It has long been a favorite trope of music reviewers to begin an album review by presenting a list of comparisons to other artists or albums. This reviewer has resorted to that a time or two as well, but when an album and an artist such as this one comes along, that move becomes a bit difficult. I feel comfortable placing Phideaux inside of the progressive rock umbrella (long songs, theme albums and such) but he doesn’t really evoke any instant comparisons. His lyrics and melodies tend to be dour, but with a certain sneering playfulness that keeps the mood of his songs from completely wallowing in despairing musical doldrums. And so we have that unusual artist who has developed a unique sound that truly doesn’t seem to be at all derivative.

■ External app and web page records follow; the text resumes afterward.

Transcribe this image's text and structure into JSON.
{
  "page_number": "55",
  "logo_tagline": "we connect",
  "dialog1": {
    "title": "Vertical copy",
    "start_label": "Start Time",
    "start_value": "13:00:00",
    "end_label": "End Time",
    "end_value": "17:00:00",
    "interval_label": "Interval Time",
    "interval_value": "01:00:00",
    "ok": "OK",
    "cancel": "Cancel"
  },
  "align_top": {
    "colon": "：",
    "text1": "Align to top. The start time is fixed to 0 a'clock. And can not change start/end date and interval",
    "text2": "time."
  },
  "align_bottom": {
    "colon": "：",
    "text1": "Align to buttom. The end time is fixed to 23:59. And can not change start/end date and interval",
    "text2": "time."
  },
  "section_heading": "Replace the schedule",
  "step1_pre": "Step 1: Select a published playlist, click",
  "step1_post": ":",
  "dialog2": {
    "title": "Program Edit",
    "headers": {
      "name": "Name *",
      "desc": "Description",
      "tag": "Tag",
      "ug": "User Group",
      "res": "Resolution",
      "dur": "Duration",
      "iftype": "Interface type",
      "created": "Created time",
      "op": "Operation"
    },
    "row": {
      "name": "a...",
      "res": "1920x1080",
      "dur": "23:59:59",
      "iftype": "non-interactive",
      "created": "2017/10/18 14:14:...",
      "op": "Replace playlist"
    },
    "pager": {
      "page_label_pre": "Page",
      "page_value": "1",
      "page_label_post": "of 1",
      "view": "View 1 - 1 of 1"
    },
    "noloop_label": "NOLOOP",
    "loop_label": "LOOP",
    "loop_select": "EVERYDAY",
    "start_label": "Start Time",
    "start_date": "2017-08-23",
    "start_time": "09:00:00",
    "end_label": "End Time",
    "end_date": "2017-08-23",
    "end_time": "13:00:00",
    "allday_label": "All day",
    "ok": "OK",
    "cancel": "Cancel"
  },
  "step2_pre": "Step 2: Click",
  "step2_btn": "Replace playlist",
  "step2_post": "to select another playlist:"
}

Infernal is the third, and perhaps final, part of his ‘eco-terror tale’, following the 2006 release, ‘The Great Leap’ and 2007’s Doomsday Afternoon. With the 10-year gap between part II and part III, one almost gets the sense that Phideaux was giving the planet a decade or so to see whether the final part of the story would have a hopeful ending. It doesn’t. While there doesn’t seem to be an A to Z narrative, the themes of the album, which include melting permafrost, big-brother style authoritarians exploiting a somnambulant population of placid sheep, and a soupcon of what might be alien robot overlords culminate in a picture that does not fare well for humanity or the planet Earth.
Infernal is a double album (90 minutes) broken into four sections. This first section, both lyrically and musically, quickly ties Infernal to its thematic predecessor, Doomsday Afternoon, the acapella version of “Crumble” recalling the emotional highpoint of that previous album. This minute-long track is actually a keen demonstration of Phideaux’s carefully crafted songwriting. Looking back at Doomsday, “Crumble” appears three times: the first with a full band and orchestration, the second with vocal and piano, the third with unaccompanied voice. In that continuum, one sees that the song, as the title suggests, has crumbled away musically and lyrically.
Phideaux’s compositions throughout this album are very precise. He does not include excessive musical noodling, and while, as a progger, I love excessive musical noodling, I also appreciate the craftmanship of the songs on this album that have every note in just the right place. Phideaux’s lyrics are similarly well-crafted. For example, in “The Error Lives On, we find this verse:
“Did you catch them? Did you find them and expose them so all will see? We can crack them and their obstruction and conduct them to where nobody leaves. We’ve been waiting for this dissension – yes, we all have our roles for the show – just a taste of pure investigation, let a hundred blossoms grow.”
Here, Phideaux evokes Chairman Mao’s famous 1957 speech in which he seemingly invited open criticism of the government – only to take those ‘blossoms’ who spoke up and pluck them both violently and permanently from society – to concisely show the attitude of Infernal’s government representatives towards humanity.
All in all, Infernal is an album of warning: a wake-up call to humanity that presents a veritable potpourri of possible ‘doomsday’ scenarios. Yet, despite the bleak subject matter, the album never feels oppressively melancholic. And while, in the opinion of this reviewer, Infernal doesn’t quite reach the lofty heights of the masterful Doomsday Afternoon, it remains a thoroughly enjoyable and original piece of art that is well worth the cost of purchase.